By Beth Musgrave
FRANKFORT — Child advocates urged members of a Senate panel Wednesday to find money in Kentucky’s cash-strapped budget to reverse cuts to a program that helps poor parents pay for child care.
When the spending cuts take effect in April, many parents will lose their jobs, kids will be placed in dangerous child care settings and some rural child care centers could close, advocates told the Senate Health and Welfare Committee.
“If they lose their subsidy, they lose their job,” said Gerry Roll, of the Foundation for Appalachian Kentucky.
Starting in April, no new applicants will receive child care subsidies. In July, the income guidelines will be tightened so only the poorest families will receive child care subsidies.
About 8,700 families — a third of those receiving the subsidy — will be cut from the program when the maximum allowed income for a family of four drops from $33,075 to $22,050. An additional 2,900 families per month will be denied access to the program because of the moratorium, the state estimates.
The move is expected to save $57.8 million as the Department for Community Based Services tries to erase a projected $86.6 million shortfall in the upcoming fiscal year. The agency oversees child and adult protection and several welfare programs.
The state has relied on a combination of federal stimulus dollars, federal grants and general cost-saving measures to pay for the quickly-expanding program in recent years, but the federal funds have been depleted, officials said last month.
Roll said 78 percent of the 126 children at New Beginnings child care in Perry County receive the state subsidy. If the cuts aren’t reversed, New Beginnings will have a $130,000 deficit, he said.
“They are not viable as a business,” Roll said. “Perry County will lose its quality child care.”
Lakisha Hopson, who teaches at Outer Loop, a child care center in Louisville, said she depended on the child care assistance money to pay for child care when she was in college studying to be a teacher. She needed help again when she recently adopted two toddler boys.
“I couldn’t have done it without the child care subsidy,” Hopson said.
Because her four biological children received a quality early childhood education, her children are academically on track, Hopson said.
“My daughter is a senior and will graduate,” Hopson said. “She has a full ride to college.”
Many senators expressed regret that the state had to make the cuts. Others questioned if more could be done to root out fraud in the program.
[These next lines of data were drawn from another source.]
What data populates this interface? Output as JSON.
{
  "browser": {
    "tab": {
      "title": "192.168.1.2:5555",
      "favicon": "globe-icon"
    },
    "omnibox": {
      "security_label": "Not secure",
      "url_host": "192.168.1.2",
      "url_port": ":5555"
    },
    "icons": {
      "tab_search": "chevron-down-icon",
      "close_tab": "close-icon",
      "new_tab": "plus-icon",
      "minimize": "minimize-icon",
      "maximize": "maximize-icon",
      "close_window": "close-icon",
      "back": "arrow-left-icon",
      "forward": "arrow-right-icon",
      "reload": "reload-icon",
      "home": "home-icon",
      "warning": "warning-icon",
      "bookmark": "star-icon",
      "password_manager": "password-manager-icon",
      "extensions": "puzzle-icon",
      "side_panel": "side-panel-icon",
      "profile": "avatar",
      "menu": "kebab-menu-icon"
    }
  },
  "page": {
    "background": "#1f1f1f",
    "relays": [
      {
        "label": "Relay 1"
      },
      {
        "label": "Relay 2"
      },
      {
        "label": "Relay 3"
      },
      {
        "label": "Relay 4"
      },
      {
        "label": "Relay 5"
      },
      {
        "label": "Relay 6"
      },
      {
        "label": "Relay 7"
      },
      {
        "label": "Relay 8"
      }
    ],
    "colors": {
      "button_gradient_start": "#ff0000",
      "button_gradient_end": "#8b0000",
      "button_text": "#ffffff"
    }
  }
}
Sen. Julie Denton, R-Louisville, encouraged the Beshear administration to reverse the cuts and urged lawmakers to remember Wednesday’s testimony when it writes the two-year state budget in 2014.